“As in all human endeavors, this one has it flaws,” said Wolfgang Kerzendorf, an assistant professor in MSU’s departments of Physics and Astronomy, and Computational Mathematics, Science and Engineering.
Detailed in the publication Nature Astronomy, Kerzendorf and colleagues tested a new system that distributes the work load of reviewing project proposals among the proposers, known as the “distributed peer review” approach.
However, the team enhanced it by using two other novel features: Using machine learning to match reviewers with proposals and the inclusion of a feedback mechanism on the review.
Essentially, this process consists of three different features designed to improve the peer-review process.
First, when a scientist submits a proposal for evaluation, he or she is first asked to review several of their competitors’ papers, a way of lessening the amount of papers one is asked to review.
“If you lower the number of reviews that every person has to do, they may spend a little more time with each one of the proposals,” Kerzendorf said.
Second, by using computers – machine learning – funding agencies can match up the reviewer with proposals of fields in which they are experts. This process can take human bias out of the equation, resulting in a more accurate review.

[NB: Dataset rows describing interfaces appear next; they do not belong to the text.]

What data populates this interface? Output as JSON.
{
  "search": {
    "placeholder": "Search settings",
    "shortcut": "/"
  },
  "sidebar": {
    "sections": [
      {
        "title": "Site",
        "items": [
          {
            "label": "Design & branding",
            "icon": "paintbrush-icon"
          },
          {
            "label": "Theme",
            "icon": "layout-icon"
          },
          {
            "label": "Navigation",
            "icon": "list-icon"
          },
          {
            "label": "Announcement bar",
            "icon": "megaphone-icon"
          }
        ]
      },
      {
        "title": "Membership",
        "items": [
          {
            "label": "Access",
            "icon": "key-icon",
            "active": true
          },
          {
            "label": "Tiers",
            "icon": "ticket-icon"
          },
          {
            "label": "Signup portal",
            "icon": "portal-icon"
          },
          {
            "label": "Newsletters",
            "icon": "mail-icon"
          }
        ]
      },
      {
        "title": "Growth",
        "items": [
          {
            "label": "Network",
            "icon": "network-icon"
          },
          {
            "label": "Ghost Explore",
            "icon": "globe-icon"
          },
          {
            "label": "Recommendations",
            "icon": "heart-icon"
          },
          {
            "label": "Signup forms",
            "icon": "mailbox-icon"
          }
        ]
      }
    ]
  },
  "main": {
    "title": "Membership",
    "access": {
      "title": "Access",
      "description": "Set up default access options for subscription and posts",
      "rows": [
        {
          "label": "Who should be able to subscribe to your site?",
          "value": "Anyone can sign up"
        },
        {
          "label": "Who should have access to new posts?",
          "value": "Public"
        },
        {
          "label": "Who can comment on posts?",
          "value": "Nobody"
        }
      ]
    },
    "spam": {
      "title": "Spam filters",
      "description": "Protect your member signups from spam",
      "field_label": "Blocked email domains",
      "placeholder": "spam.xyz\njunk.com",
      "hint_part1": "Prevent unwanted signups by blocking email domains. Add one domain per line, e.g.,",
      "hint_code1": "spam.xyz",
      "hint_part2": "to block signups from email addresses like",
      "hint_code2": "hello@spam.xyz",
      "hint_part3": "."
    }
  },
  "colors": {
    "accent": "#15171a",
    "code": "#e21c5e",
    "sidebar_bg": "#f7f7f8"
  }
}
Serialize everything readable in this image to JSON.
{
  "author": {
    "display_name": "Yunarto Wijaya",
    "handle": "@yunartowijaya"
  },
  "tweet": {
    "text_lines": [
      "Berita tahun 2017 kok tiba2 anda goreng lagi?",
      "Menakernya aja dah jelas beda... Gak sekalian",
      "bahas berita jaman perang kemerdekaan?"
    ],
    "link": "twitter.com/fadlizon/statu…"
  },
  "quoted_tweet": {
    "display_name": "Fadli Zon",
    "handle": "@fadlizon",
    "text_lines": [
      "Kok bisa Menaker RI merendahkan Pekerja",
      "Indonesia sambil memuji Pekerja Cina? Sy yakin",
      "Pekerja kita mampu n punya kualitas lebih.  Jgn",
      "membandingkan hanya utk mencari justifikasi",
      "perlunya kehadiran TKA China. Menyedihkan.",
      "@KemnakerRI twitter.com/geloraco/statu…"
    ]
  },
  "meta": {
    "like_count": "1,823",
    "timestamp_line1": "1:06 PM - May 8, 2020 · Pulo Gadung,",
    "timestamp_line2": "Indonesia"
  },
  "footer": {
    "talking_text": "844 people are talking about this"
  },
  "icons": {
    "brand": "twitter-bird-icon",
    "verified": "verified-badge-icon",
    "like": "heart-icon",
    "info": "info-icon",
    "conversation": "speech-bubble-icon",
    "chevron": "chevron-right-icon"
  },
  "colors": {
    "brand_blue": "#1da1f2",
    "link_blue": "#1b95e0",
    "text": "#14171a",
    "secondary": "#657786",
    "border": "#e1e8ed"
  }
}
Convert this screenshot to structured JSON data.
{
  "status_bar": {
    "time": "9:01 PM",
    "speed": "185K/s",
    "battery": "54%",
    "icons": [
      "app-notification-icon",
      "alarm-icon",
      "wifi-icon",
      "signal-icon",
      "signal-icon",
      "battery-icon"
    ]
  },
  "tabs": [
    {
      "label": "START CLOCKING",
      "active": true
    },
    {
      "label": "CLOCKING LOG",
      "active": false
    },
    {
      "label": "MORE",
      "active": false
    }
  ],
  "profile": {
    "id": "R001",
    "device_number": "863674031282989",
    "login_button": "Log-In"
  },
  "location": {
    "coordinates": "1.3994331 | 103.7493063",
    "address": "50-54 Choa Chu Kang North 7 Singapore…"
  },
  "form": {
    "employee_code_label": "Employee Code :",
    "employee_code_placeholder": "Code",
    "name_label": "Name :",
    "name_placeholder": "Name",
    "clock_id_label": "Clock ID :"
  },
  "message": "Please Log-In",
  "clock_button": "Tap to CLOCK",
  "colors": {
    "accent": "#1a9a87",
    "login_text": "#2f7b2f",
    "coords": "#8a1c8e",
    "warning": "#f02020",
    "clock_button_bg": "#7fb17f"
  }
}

“We essentially look at the papers that potential readers have written and then give these people proposals they are probably good at judging,” Kerzendorf said. “Instead of a reviewer self-reporting their expertise, the computer does the work.”
And third, the team introduced a feedback system in which the person who submitted the proposal can judge if the feedback they received was helpful. Ultimately, this might help the community reward scientists that consistently provide constructive criticism.
“This part of the process is not unimportant,” Kerzendorf said. “A good, constructive review is a bit of a bonus, a reward for the work you put in reviewing other proposals.”
To do the experiment, Kerzendorf and his team considered 172 submitted proposals that each requested use of the telescopes on the European Southern Observatory, a 16-nation ground-based observatory in Germany.
The proposals were reviewed in both the traditional manner and using distributed peer review. The results? From a statistical standpoint, it was seemingly indistinguishable
However, Kerzendorf said this was a novel experiment testing a new approach to evaluating peer-review research, one that could make a difference in the scientific world.
“While we think very critically about science, we sometimes do not take the time to think critically about improving the process of allocating resources in science,” he said. “This is an attempt to do this.”
Other members of the research team included Ferdinando Patat, Dominic Bordelon and Glenn van de Ven of the European Southern Observatory; and Tyler Pritchard, Center for Cosmology and Particle Physics, New York University.
(Note for media: Please include a link to the original paper in online coverage: https://www.nature.com/articles/s41550-020-1038-y)